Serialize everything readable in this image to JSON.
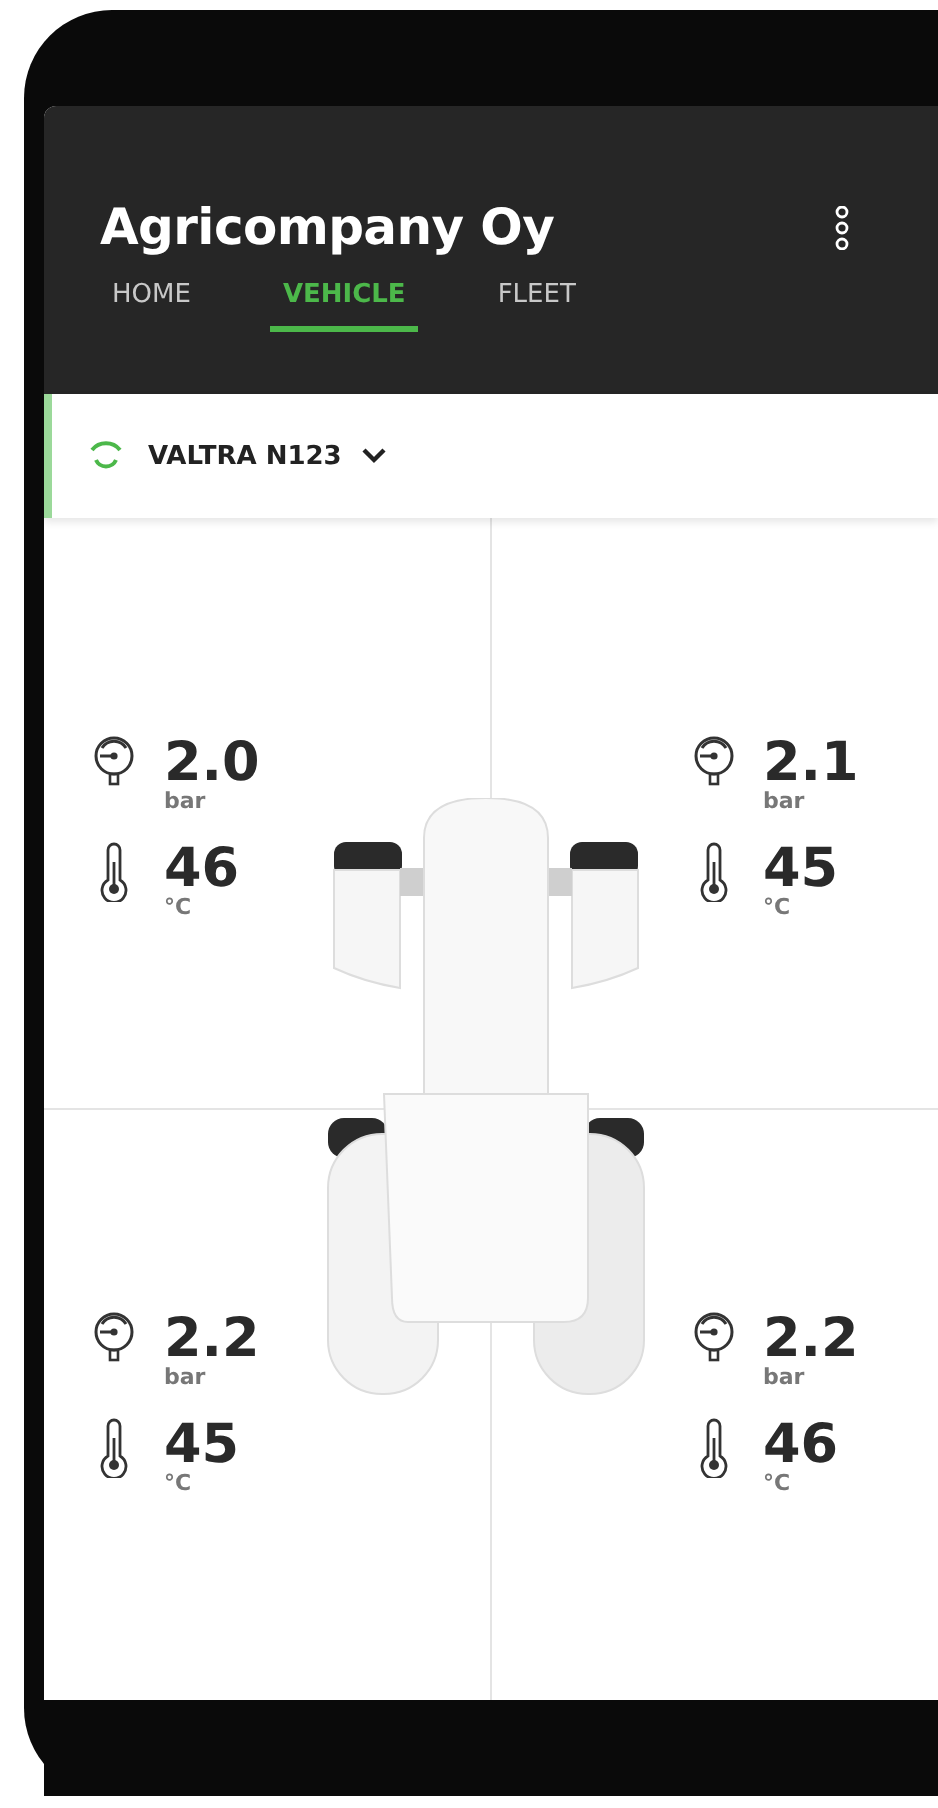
{
  "header": {
    "title": "Agricompany Oy"
  },
  "tabs": [
    {
      "label": "HOME",
      "selected": false
    },
    {
      "label": "VEHICLE",
      "selected": true
    },
    {
      "label": "FLEET",
      "selected": false
    }
  ],
  "vehicle": {
    "name": "VALTRA N123",
    "connected": true
  },
  "tires": [
    {
      "pressure": "2.0",
      "pressure_unit": "bar",
      "temperature": "46",
      "temperature_unit": "°C"
    },
    {
      "pressure": "2.1",
      "pressure_unit": "bar",
      "temperature": "45",
      "temperature_unit": "°C"
    },
    {
      "pressure": "2.2",
      "pressure_unit": "bar",
      "temperature": "45",
      "temperature_unit": "°C"
    },
    {
      "pressure": "2.2",
      "pressure_unit": "bar",
      "temperature": "46",
      "temperature_unit": "°C"
    }
  ]
}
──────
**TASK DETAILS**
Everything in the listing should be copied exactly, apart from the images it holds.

**RESULT OF THIS TASK**
Serialize everything readable in this image to JSON.
{
  "header": {
    "title": "Agricompany Oy"
  },
  "tabs": [
    {
      "label": "HOME",
      "selected": false
    },
    {
      "label": "VEHICLE",
      "selected": true
    },
    {
      "label": "FLEET",
      "selected": false
    }
  ],
  "vehicle": {
    "name": "VALTRA N123",
    "connected": true
  },
  "tires": [
    {
      "pressure": "2.0",
      "pressure_unit": "bar",
      "temperature": "46",
      "temperature_unit": "°C"
    },
    {
      "pressure": "2.1",
      "pressure_unit": "bar",
      "temperature": "45",
      "temperature_unit": "°C"
    },
    {
      "pressure": "2.2",
      "pressure_unit": "bar",
      "temperature": "45",
      "temperature_unit": "°C"
    },
    {
      "pressure": "2.2",
      "pressure_unit": "bar",
      "temperature": "46",
      "temperature_unit": "°C"
    }
  ]
}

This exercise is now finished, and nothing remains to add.